Items from an interface collection
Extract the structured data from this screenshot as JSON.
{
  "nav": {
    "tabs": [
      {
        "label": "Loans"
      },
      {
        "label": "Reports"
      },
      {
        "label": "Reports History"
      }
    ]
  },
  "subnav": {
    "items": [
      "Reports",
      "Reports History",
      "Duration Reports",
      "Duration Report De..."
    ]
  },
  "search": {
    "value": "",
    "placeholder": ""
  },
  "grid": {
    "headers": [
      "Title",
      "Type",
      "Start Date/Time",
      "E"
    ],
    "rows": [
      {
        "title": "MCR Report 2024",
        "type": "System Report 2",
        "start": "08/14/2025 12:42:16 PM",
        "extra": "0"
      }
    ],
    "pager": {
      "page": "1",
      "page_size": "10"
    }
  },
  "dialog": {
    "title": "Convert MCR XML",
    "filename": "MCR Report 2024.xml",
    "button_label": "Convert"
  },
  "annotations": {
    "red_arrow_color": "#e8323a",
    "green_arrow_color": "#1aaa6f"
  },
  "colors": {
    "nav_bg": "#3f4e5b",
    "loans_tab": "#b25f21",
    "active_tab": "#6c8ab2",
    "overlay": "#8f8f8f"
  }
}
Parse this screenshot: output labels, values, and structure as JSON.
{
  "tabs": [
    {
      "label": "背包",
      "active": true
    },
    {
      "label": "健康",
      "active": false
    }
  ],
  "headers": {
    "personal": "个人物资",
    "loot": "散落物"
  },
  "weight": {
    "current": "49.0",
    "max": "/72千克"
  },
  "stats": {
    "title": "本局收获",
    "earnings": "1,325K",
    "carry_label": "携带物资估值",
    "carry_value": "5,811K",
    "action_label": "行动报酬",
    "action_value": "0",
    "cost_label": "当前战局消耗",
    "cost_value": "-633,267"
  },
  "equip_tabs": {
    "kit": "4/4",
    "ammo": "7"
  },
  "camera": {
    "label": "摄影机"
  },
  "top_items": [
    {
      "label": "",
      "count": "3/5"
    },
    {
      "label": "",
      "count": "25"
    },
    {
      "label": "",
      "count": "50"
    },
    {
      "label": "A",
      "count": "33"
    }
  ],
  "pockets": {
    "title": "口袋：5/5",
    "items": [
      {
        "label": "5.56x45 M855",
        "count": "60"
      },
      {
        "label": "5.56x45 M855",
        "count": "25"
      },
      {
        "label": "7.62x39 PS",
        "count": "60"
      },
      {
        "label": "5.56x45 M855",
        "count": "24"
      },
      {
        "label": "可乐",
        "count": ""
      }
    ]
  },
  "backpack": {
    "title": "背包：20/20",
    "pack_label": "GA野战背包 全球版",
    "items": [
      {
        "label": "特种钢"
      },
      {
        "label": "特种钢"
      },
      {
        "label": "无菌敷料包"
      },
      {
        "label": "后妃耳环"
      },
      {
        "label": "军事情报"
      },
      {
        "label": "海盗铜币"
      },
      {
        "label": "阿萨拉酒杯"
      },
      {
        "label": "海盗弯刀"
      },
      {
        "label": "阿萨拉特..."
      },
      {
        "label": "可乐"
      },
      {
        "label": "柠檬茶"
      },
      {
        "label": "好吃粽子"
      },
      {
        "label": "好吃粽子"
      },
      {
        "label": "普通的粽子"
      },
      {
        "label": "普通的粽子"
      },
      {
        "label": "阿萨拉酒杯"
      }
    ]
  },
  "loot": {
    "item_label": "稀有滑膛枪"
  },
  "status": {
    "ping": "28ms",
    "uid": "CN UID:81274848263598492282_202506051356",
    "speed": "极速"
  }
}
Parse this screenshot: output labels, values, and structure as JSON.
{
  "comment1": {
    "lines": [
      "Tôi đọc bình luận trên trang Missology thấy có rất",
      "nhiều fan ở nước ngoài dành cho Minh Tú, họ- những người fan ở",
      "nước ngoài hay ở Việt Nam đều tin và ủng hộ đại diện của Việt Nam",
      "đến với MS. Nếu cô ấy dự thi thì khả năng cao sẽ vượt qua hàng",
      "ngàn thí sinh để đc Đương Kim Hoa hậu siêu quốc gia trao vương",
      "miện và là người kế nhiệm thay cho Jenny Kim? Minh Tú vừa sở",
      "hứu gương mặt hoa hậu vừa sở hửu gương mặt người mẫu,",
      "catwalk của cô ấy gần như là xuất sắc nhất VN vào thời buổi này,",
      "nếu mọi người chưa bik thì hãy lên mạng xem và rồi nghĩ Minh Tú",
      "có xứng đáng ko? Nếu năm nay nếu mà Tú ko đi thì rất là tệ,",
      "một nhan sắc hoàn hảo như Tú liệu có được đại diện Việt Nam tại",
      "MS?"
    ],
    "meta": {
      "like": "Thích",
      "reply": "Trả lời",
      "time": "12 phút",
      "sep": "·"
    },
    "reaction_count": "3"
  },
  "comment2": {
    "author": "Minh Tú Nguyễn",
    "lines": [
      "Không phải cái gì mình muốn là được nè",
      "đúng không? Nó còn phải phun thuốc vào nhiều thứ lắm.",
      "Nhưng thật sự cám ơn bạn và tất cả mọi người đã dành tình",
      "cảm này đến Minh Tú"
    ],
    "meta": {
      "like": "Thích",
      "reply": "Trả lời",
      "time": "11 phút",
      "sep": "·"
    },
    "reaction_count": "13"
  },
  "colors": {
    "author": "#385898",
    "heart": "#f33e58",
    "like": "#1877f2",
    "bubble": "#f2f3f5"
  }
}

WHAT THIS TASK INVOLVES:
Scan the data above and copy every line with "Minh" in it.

RESPONSE BOX:
      "nhiều fan ở nước ngoài dành cho Minh Tú, họ- những người fan ở",
      "miện và là người kế nhiệm thay cho Jenny Kim? Minh Tú vừa sở",
      "nếu mọi người chưa bik thì hãy lên mạng xem và rồi nghĩ Minh Tú",
    "author": "Minh Tú Nguyễn",
      "cảm này đến Minh Tú"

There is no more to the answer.